: "Hospitals and other providers are in line for Medicaid cuts later this year as state budget officers confront what many regard as 'their worst year yet,' Raymond Sheppach of the National Governors Association told reporters on Wednesday. Even though states are projecting a 4.4 percent increase in fiscal 2011 in general fund revenues, a rapidly growing Medicaid population, growing pension liability and the end of extra federal Medicaid funding — 'the cliff' as it is grimly referred to by state budgeters — will require tough budget decisions, said Sheppach, NGA's executive director. Budgeting for fiscal 2012, the 12-month period that starts July 1," could be especially difficult (Reichard, 12/1).

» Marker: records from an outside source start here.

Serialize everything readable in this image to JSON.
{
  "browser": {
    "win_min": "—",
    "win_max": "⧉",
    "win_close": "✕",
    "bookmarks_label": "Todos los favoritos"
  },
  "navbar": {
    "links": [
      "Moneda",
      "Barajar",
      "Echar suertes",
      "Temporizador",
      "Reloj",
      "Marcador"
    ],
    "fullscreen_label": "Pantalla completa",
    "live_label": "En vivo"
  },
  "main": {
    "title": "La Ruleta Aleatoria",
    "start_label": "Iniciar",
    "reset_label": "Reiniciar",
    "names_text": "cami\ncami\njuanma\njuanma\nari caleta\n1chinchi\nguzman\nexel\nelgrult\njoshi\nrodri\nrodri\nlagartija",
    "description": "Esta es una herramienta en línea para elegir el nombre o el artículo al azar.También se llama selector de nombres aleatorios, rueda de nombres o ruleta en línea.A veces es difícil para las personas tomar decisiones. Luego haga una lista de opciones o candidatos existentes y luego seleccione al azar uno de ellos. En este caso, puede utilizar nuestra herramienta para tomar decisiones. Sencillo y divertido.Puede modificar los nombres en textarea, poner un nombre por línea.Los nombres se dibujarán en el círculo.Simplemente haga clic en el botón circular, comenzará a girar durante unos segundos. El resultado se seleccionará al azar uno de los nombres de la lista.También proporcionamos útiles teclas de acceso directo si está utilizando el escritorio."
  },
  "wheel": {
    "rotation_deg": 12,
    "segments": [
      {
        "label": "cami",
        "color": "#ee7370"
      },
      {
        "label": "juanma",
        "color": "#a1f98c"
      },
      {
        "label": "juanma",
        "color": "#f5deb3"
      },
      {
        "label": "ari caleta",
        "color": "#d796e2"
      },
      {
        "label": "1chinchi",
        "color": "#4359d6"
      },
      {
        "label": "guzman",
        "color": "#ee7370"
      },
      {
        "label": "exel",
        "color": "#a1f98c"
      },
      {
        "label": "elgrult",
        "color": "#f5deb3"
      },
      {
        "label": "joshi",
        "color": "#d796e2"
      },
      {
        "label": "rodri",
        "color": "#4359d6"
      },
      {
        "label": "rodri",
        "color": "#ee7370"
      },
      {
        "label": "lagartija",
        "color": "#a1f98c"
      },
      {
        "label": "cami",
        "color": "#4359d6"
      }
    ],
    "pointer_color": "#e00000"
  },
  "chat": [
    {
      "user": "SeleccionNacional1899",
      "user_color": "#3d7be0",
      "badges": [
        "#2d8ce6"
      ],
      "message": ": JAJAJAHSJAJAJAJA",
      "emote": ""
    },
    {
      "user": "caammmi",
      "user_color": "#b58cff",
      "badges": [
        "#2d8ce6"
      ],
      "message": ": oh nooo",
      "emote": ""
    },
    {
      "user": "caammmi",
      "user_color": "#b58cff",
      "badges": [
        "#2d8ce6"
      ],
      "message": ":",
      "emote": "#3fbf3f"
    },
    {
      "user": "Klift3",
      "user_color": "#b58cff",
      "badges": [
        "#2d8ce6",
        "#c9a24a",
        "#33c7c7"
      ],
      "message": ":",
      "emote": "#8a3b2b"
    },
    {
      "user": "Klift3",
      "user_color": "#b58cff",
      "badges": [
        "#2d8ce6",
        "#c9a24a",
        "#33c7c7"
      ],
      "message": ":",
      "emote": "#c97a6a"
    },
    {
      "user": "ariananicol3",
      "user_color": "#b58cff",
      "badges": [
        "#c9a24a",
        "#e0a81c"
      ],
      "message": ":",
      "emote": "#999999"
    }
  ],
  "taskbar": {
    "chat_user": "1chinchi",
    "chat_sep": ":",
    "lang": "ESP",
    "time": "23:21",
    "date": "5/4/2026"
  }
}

Chicago Tribune: "Indiana lawmakers likely will cut some Medicaid-provided services in the upcoming legislative session after learning Wednesday that the state's share of government health insurance program costs will balloon by $1.1 billion over the next two years unless checked. The federal government pays about two-thirds of Indiana's Medicaid costs, but human services chief Michael Gargano told the State Budget Committee that the state's share has been growing by more than 10 percent each year. He said that's because the recession has made more people eligible for Medicaid, which serves those who are needy and disabled. … He didn't identify specific services lawmakers could cut" (Kusmer, 12/1).
The Associated Press: "A lawyer for 4,800 legal immigrants in Connecticut urged the state's highest court Tuesday to strike down a state law aimed at taking away taxpayer-funded medical benefits from their impoverished clients. The case follows similar legal fights in other states where courts have ruled that it is unconstitutional under equal protection rights to deny Medicaid coverage to legal immigrants while providing the coverage to citizens with similar health and economic problems. The Connecticut Supreme Court didn't immediately rule on the matter Tuesday. A decision could take months. The legal issues stem from Congress' 1996 welfare overhaul, which barred legal immigrants from receiving Medicaid, with an exception for emergency care, until they had lived in the country five years. Connecticut and many other states responded by funding medical benefits to legal immigrants who had been in the country for less than five years. In recent years, however, some of those states have tried to cut such programs to save money amid growing budget shortfalls" (Collins, 12/1).
Florida Tribune/Florida Current: "Florida will have less federal money to spend on Medicaid than initially anticipated this summer under new guidelines that were posted by the federal government earlier this month. The reductions in the so-called FMAP — or the federal Medicaid assistance percentage — will mean the state will have to use more general revenue to fund the Medicaid program, make cuts, or try to collect more money from counties and taxing districts that already send money to Tallahassee to be used for Medicaid. According to the Office of Economic and Demographic Research, the reduction in the FMAP will mean a $1.7 million hit in the current fiscal year. But it is estimated that the figure will balloon up to $73.9 million in 2011-12; $182.5 million in 2012-13 and $263.1 million by 2013-14" (Sexton, 11/30).